“I didn’t find out if I had made it in until January. They sent out like “Oh, you made it in, congratulations,” and there were ten pieces. We had about six weeks to prepare it on our own, and then in February we met as a group with all the other orchestra students who had been nominated,” Anderson remembered. The students met at North Western University in February 2022, having a 10 hour rehearsal to combine their music and perform the next day. “It was a really fun event. It went really fast but it was super fun to play with people that were so experienced and to get a totally new perspective. Playing with other people is always super helpful to build relationships, learn how other parts sound, how it all comes together. You can be a soloist and be part of an ensemble, both totally different experiences but they’re both amazing.”
“I love the variety that music brings, I love how the bow and strings work together to make the music flow and make a really good sound. I love how, as string instrumentalists, we can play loud, short, fast, but also long and lyrical.” These technical qualities of playing the violin aren’t without their downsides. “The violin is a perfectionist’s instrument. You have to be right whether it’s your fingering, your bowing, any of that. I’m definitely a perfectionist so I’m working on learning how to be okay without being all the way perfect. I feel like the violin almost kind of helps with that, even though it’s still a perfectionist instrument. If I can’t quite get the note right or the bowing right it’s helping me to learn it’s okay, I can practice and I can get there.”
Anderson highlights that while academic orchestral accomplishments may be nice, music is about more than that. “I can say from my own experience over COVID, stuff was really hard for everybody. It was tough with school, and not really knowing what each day would hold, but I knew I would always have my music to go back to. I played more than ever before in that time, in lockdown. I just kept going back to my violin, and my piano, and just being like, “this is the thing that’s constant, this is kinda what’s holding me together right now.”
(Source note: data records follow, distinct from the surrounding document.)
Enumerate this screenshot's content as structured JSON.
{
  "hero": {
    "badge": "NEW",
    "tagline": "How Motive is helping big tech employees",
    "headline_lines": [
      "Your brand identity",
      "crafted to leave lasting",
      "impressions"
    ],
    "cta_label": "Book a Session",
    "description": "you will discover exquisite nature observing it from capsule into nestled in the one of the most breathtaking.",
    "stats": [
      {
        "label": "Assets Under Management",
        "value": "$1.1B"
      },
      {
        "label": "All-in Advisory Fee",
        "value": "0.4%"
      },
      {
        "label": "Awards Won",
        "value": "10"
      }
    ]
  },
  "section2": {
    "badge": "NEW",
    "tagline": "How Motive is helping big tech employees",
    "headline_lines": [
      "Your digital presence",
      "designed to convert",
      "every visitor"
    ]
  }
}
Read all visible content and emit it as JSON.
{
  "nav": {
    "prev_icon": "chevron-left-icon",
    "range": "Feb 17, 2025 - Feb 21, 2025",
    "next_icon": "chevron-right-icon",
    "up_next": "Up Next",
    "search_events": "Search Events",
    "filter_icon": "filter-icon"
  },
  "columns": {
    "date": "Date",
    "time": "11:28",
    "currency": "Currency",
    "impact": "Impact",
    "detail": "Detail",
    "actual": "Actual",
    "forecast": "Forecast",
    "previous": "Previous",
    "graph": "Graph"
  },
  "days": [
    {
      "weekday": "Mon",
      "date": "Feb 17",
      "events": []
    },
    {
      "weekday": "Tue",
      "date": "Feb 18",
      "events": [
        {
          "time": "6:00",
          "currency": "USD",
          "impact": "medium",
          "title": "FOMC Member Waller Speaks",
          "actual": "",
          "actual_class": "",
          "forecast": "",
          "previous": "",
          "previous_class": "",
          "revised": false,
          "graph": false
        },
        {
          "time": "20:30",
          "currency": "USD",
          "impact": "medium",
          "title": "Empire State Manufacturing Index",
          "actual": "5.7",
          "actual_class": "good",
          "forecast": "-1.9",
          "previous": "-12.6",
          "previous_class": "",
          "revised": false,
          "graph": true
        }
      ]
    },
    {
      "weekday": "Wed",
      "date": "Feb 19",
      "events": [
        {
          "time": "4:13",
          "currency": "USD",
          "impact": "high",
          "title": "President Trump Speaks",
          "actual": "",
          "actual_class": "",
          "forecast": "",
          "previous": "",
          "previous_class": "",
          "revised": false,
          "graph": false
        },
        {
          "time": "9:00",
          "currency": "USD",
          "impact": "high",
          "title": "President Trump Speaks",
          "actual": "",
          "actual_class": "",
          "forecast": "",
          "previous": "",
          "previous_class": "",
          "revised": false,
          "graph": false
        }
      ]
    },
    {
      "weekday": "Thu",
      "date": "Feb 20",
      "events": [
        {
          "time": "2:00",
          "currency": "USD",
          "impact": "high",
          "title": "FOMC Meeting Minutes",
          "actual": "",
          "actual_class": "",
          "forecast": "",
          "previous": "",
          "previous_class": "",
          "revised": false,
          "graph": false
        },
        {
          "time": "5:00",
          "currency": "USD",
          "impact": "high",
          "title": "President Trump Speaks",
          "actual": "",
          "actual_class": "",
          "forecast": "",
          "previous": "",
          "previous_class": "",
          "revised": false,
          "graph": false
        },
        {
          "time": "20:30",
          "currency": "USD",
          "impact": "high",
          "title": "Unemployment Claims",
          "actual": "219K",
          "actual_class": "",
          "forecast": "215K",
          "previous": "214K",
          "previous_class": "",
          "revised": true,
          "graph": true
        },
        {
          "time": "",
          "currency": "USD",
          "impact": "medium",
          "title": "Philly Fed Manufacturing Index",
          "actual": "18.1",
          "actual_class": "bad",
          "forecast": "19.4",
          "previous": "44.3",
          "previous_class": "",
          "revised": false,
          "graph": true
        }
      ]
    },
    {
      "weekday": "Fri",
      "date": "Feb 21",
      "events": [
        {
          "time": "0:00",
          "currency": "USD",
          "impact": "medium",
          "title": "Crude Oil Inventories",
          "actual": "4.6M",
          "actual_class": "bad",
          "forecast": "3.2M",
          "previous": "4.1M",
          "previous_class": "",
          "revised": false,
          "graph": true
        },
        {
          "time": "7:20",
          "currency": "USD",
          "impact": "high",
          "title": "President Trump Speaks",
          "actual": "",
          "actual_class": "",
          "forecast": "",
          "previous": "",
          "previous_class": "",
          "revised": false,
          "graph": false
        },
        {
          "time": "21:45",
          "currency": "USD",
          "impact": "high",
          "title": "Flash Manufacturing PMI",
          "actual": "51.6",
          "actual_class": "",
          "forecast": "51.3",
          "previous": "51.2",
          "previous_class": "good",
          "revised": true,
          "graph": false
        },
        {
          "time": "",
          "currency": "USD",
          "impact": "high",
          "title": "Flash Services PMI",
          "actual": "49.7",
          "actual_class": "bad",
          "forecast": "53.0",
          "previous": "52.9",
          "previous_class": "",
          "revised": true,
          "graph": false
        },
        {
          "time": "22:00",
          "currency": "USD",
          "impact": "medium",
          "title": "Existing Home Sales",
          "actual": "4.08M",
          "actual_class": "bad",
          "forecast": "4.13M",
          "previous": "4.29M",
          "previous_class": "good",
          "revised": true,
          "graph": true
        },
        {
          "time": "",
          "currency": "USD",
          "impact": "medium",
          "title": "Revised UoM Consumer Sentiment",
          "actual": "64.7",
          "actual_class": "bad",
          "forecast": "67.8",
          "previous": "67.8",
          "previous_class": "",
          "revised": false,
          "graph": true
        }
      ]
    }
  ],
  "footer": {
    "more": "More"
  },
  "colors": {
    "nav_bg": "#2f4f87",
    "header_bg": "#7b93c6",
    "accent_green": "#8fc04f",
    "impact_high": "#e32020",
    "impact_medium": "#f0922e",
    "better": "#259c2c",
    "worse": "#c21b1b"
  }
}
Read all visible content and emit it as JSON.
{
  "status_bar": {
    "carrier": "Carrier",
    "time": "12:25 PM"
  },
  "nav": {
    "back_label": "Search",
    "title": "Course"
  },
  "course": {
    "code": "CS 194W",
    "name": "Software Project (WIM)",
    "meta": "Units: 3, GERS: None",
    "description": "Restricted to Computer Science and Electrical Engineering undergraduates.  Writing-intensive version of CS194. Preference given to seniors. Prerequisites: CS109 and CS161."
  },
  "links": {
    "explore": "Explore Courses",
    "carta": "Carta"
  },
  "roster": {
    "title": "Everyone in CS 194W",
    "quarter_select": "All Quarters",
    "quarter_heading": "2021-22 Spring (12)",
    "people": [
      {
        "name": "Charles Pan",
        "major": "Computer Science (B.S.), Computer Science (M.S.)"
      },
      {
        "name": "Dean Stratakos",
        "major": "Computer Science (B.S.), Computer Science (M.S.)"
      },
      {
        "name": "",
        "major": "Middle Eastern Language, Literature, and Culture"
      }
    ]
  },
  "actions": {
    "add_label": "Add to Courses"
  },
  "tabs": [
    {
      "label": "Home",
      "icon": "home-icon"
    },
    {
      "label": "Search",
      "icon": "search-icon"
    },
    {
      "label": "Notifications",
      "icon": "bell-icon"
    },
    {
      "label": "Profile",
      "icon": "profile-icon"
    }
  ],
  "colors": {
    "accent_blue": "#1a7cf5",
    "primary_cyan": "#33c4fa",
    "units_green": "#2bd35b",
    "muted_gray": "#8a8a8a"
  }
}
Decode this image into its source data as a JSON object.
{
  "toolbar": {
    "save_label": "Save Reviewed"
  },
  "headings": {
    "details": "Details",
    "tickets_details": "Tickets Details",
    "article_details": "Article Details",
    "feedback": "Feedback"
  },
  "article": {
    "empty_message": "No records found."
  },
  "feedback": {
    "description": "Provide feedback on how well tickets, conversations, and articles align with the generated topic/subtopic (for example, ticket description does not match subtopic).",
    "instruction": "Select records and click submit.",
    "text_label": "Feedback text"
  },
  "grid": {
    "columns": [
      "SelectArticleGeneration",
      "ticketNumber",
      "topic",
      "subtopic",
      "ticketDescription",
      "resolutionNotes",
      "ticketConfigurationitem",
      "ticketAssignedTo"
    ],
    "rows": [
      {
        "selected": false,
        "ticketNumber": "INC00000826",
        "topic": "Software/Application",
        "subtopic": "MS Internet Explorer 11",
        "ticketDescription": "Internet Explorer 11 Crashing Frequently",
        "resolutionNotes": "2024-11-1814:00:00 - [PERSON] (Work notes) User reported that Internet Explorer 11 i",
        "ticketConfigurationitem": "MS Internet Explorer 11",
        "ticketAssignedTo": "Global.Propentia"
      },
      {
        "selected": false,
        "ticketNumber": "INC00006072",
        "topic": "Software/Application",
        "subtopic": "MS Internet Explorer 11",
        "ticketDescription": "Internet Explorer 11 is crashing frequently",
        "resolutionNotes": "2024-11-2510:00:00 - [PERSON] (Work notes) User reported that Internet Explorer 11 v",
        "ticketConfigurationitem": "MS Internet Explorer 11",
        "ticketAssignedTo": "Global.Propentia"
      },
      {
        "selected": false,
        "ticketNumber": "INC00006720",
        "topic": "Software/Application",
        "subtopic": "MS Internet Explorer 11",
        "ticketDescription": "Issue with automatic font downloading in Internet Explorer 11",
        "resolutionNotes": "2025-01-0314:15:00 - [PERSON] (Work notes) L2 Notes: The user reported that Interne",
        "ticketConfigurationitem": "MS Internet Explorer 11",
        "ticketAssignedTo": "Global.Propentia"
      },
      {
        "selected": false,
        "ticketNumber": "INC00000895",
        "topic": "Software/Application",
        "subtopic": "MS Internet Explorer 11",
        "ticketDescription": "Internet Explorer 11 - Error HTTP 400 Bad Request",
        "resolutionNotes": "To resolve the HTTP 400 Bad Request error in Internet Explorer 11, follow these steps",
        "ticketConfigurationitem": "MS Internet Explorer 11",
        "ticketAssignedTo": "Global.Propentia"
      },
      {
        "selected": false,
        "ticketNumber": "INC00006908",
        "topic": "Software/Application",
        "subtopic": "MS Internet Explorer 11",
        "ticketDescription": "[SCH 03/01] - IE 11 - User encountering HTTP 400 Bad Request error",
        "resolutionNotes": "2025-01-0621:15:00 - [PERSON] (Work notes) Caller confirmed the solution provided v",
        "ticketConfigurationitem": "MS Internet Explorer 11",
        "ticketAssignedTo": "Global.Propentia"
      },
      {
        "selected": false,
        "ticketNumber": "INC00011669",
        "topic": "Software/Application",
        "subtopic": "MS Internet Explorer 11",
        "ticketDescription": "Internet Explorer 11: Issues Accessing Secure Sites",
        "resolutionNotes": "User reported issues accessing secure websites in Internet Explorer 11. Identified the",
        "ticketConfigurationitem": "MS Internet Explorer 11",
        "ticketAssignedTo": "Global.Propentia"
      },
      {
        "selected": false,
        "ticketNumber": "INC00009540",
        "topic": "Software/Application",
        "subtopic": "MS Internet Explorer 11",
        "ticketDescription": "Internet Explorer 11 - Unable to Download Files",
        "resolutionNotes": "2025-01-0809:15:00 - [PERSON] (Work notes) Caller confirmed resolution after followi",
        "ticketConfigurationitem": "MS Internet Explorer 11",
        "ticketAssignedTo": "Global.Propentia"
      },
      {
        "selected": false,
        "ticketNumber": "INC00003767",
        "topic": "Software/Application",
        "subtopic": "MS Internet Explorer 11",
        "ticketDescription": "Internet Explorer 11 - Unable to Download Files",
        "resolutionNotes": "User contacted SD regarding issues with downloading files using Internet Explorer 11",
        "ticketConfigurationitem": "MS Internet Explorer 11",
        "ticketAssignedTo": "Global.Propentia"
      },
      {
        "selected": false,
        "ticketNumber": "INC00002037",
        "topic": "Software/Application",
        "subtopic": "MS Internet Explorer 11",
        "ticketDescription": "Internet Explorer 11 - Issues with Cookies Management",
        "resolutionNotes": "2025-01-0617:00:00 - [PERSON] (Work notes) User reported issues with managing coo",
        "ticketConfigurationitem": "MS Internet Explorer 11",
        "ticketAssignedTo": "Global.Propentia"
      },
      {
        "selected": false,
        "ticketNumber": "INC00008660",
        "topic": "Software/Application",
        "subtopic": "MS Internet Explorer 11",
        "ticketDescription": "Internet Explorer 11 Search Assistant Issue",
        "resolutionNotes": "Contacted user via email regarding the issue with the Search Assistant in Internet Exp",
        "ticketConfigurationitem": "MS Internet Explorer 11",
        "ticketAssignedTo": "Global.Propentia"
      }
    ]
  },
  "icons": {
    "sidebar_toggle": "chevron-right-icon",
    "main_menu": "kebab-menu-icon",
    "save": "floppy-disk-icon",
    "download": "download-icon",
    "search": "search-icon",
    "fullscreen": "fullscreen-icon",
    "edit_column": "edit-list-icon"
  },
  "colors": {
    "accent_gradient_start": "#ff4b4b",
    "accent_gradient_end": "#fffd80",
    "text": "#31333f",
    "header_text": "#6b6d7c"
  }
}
“Playing music is so good for the mind and the soul, and it’s so restoring.”
The Hoofprint reached out to orchestra teacher Kristine Wiese for a word about Anderson.
Q: How would you describe Lucy?
A: “I would describe her as a go-getter, I would describe her as passionate, I would describe her as friendly, and just an overall hardworking young lady.”
Q: What qualities does Lucy have that make her a better student/player?
A: “She has a natural ability to lead with confidence, and to help anyone who needs it or asks for it.”
Q: What’s your favorite part about being her teacher?
A: “As with any of my students, watching her grow in her abilities as we work through music, watching her take the initiative to help others, and again as with any of my other kids, being proud of their abilities when they get to that “Aha” moment of knowing a piece.”
Q: What do you think people could learn from Lucy?
A: “That when you set your mind to it and take time outside of class, you can really do anything that you want to do. You have the ability to play as you hoped or to improve as you wished to.”
Q: Was there anything that surprised you about Lucy?
A: “I’d say probably the only thing is she’s generally a very quiet, reserved person, but her playing is not indicative of that. Her playing is very confident and very strong; typically I see peoples playing representative of their personality qualities, and in her she’s got more confidence in her playing than one would be led to believe when you’re first talking to her.”
“You can tell it’s a passion, you can tell it’s a safe place for her, and you can tell that it’s simply something that she loves to do.”